During the 2010-11 academic year, three Project Management students conducted their service learning with patrons of the Muscogee (Creek) Nation Elderly Nutrition Program at the Elderly Housing Center in Okmulgee, OK.
During the fall semester, students Lisa Fowler and Tony Martin (both Muscogee) visited the Elderly Nutrition Program during lunch to introduce themselves and inform the elders about their upcoming project. The students then met in the classroom and developed a brief assessment survey to determine who was interested in the project, types of services they were interested in, and when they would be available to participate. The students returned and administered that survey during another lunch.
By analyzing the survey data, Fowler and Martin learned that a majority of the patrons were interested in receiving Internet and technology training in the afternoon from 2:00 to 3:00. Students then made preparations to conduct an Internet and technology training class at the housing center.
With help from Elderly Housing Manager Ivalene Tottress of the Muscogee (Creek) Nation, they installed a wireless Internet signal at the Elderly Housing Center and coordinated with the Muscogee Nation IT department to make the Elderly Housing Center an Internet hotspot.
Students also began preparing lessons, including “turning on a laptop computer,” “connecting to the Internet,” and “surfing the web.” They also reviewed possible questions and scenarios in preparation for the first training session. Laptops used for the training came from the CMN library, the students, and the course instructor.
In mid-October, students began their first training session, which included five participants. (The remaining sessions consistently had at least three participants). The elders brought questions and had good attitudes about learning the technology.
Throughout the training sessions, the students helped the elders check email, search family histories, create Word and Excel documents, search hobby sites (such as woodworking, creative writing, and gardening), and purchase items online. The participants were eager to continue with the training sessions and were also appreciative of the students’ patience, knowledge, and time. The students ended the semester with a submission of portfolio items, which included a journal of activities, weekly log of time spent, and a summary paper.
During the Spring 2011 semester, Project Management student Christi Yates (Muscogee) learned about the project and continued the training sessions, beginning in February and ending in mid-April.
Despite inclement weather during the early part of the semester—which may have affected attendance—one faithful participant kept Yates occupied for the one-hour training sessions.
Eventually, more participants were able to attend, and many of the elders became proficient online shoppers and web surfers. Yates ended the eight- month project by having the Elderly Center participants complete an evaluation of the training sessions. Finally, she analyzed the data and reported the findings in her portfolio.
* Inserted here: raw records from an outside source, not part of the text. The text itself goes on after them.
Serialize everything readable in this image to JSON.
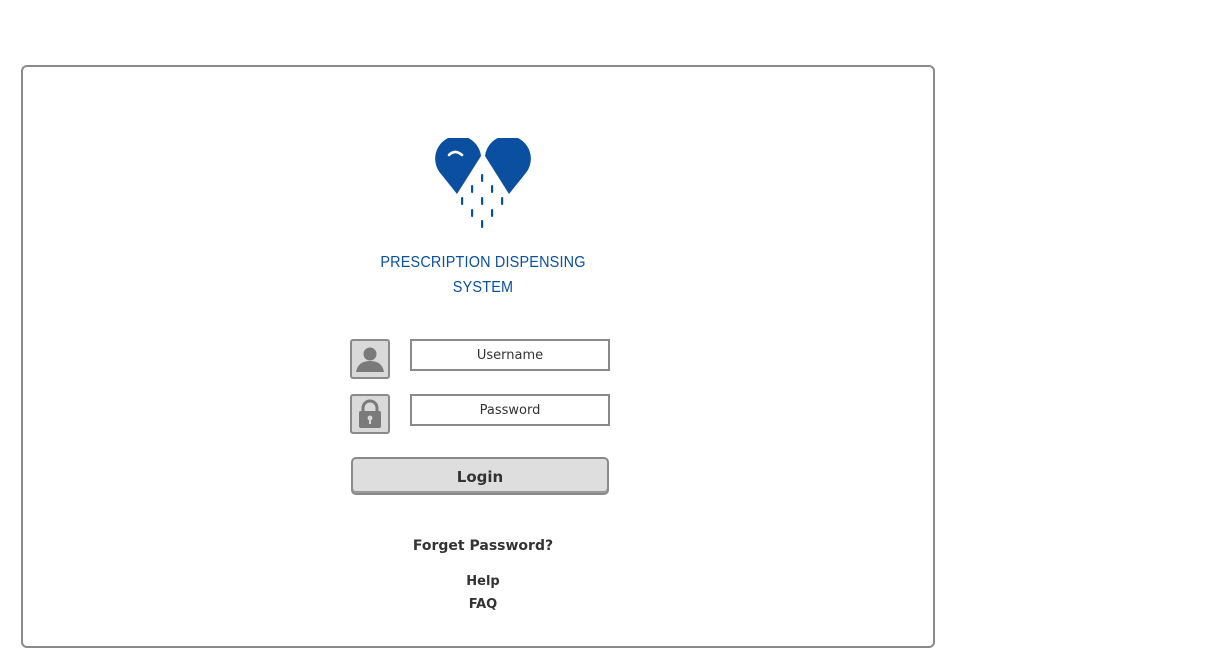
{
  "app": {
    "title_line1": "PRESCRIPTION DISPENSING",
    "title_line2": "SYSTEM",
    "brand_color": "#0b4fa0",
    "logo_icon": "heart-pill-icon"
  },
  "form": {
    "username": {
      "placeholder": "Username",
      "value": "",
      "icon": "user-icon"
    },
    "password": {
      "placeholder": "Password",
      "value": "",
      "icon": "lock-icon"
    },
    "login_label": "Login"
  },
  "links": {
    "forgot_password": "Forget Password?",
    "help": "Help",
    "faq": "FAQ"
  }
}
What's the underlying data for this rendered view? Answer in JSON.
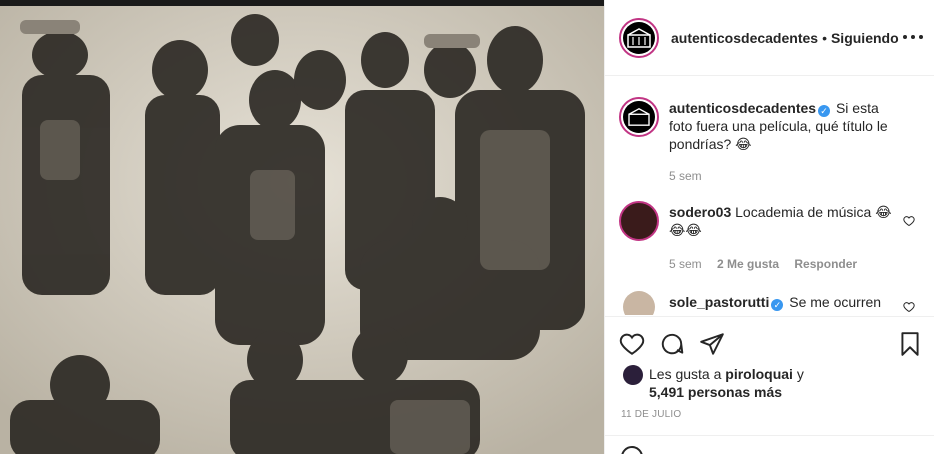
{
  "post": {
    "photo_alt": "Foto de la banda",
    "username": "autenticosdecadentes",
    "separator": "•",
    "follow_status": "Siguiendo"
  },
  "caption": {
    "username": "autenticosdecadentes",
    "text": "Si esta foto fuera una película, qué título le pondrías? 😂",
    "time": "5 sem"
  },
  "comments": [
    {
      "username": "sodero03",
      "text": "Locademia de música 😂😂😂",
      "time": "5 sem",
      "likes": "2 Me gusta",
      "reply": "Responder"
    },
    {
      "username": "sole_pastorutti",
      "text": "Se me ocurren"
    }
  ],
  "likes": {
    "prefix": "Les gusta a",
    "user": "piroloquai",
    "conjunction": "y",
    "count": "5,491 personas más"
  },
  "date": "11 DE JULIO",
  "icons": {
    "more": "more-icon",
    "heart": "heart-icon",
    "comment": "comment-icon",
    "share": "share-icon",
    "save": "bookmark-icon",
    "verified": "verified-icon"
  },
  "colors": {
    "text": "#262626",
    "muted": "#8e8e8e",
    "verified": "#3897f0",
    "ring": "#c13584"
  }
}
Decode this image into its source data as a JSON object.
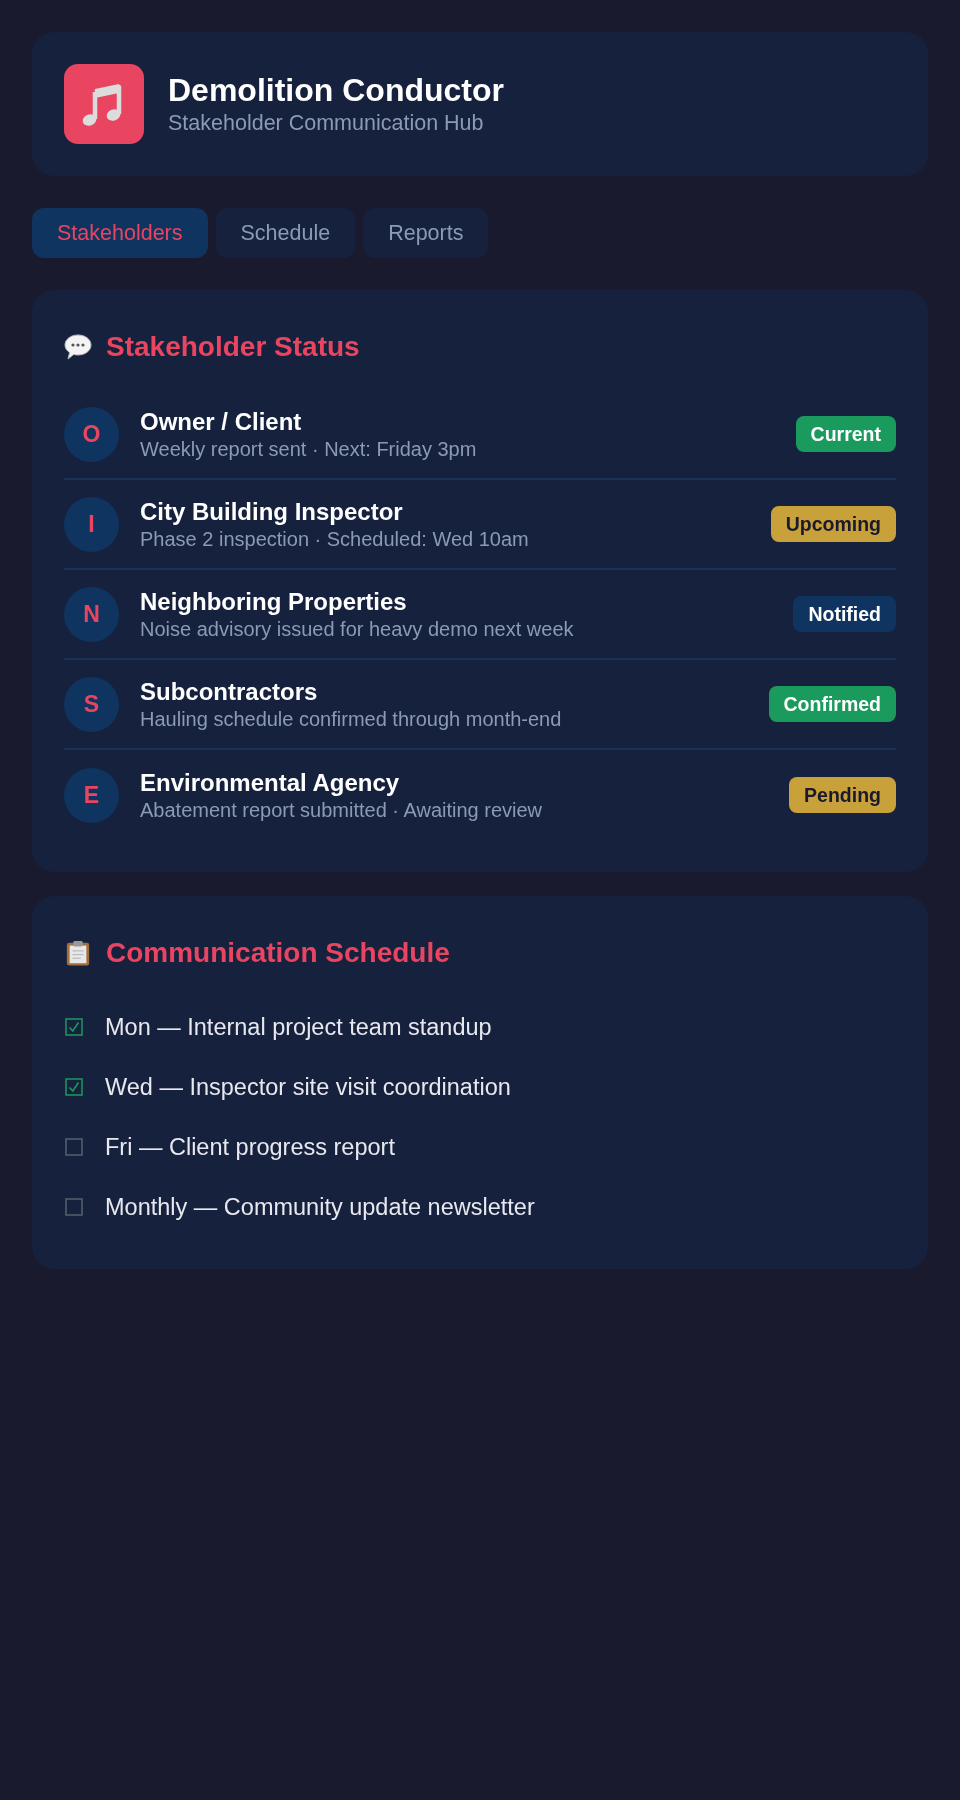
{
  "header": {
    "title": "Demolition Conductor",
    "subtitle": "Stakeholder Communication Hub"
  },
  "tabs": [
    {
      "label": "Stakeholders",
      "selected": true
    },
    {
      "label": "Schedule",
      "selected": false
    },
    {
      "label": "Reports",
      "selected": false
    }
  ],
  "stakeholder_status": {
    "title": "Stakeholder Status",
    "items": [
      {
        "initial": "O",
        "name": "Owner / Client",
        "detail": "Weekly report sent · Next: Friday 3pm",
        "status": "Current",
        "color": "#1b9a5d"
      },
      {
        "initial": "I",
        "name": "City Building Inspector",
        "detail": "Phase 2 inspection · Scheduled: Wed 10am",
        "status": "Upcoming",
        "color": "#c9a13b"
      },
      {
        "initial": "N",
        "name": "Neighboring Properties",
        "detail": "Noise advisory issued for heavy demo next week",
        "status": "Notified",
        "color": "#0f3460"
      },
      {
        "initial": "S",
        "name": "Subcontractors",
        "detail": "Hauling schedule confirmed through month-end",
        "status": "Confirmed",
        "color": "#1b9a5d"
      },
      {
        "initial": "E",
        "name": "Environmental Agency",
        "detail": "Abatement report submitted · Awaiting review",
        "status": "Pending",
        "color": "#c9a13b"
      }
    ]
  },
  "communication_schedule": {
    "title": "Communication Schedule",
    "items": [
      {
        "text": "Mon — Internal project team standup",
        "checked": true
      },
      {
        "text": "Wed — Inspector site visit coordination",
        "checked": true
      },
      {
        "text": "Fri — Client progress report",
        "checked": false
      },
      {
        "text": "Monthly — Community update newsletter",
        "checked": false
      }
    ]
  }
}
This Project Management course is designed to provide the students with experience in project design, management, communication, and accountability while also providing a service to the community. The elder community was a natural choice for CMN students because of its residents’ cultural connections. Culturally, elders have been an integral part of educating Native people through language, traditions, and experiences. The course proved to be an educational experience—and it created a link between CMN and an elder community.
The connection between the students and the elders also provided opportunities to discuss many topics. Many of the elders were interested in researching family histories and genealogies and reminisced about stories of the past. Web searches for hobbies also evoked stories of their former pastime activities. In conjunction with the educational experience gained by both parties involved, a social bond was created that will hopefully gain strength as more Project Management classes continue to serve the elder communities.
Future Project Management courses may be designed to research and apply for grants to provide the Elderly Housing Center with permanent computers to be used at the convenience of the patrons. Future courses may also create a more in-depth survey to inquire about other services needed. Whatever the future may hold for this course and the elder community, the course will be conducted with the greatest amount of respect to the community. The projects are designed to be aligned with the overall plan of study in the Tribal Services Program and are reviewed, approved, and supported by CMN administration. Community service is vital to the growth and development of CMN as an institution committed to molding future tribal leaders.
The College of the Muscogee Nation appreciates the Elderly Nutrition Center patrons, Elderly Housing manager, and Project Management students and faculty for all working together to contribute to the education of Muscogee people.
Monte Randall (Muscogee) is from Talladega Tribal Town and is a member of the Deer Clan. He is the dean of Student Affairs at the College of the Muscogee Nation.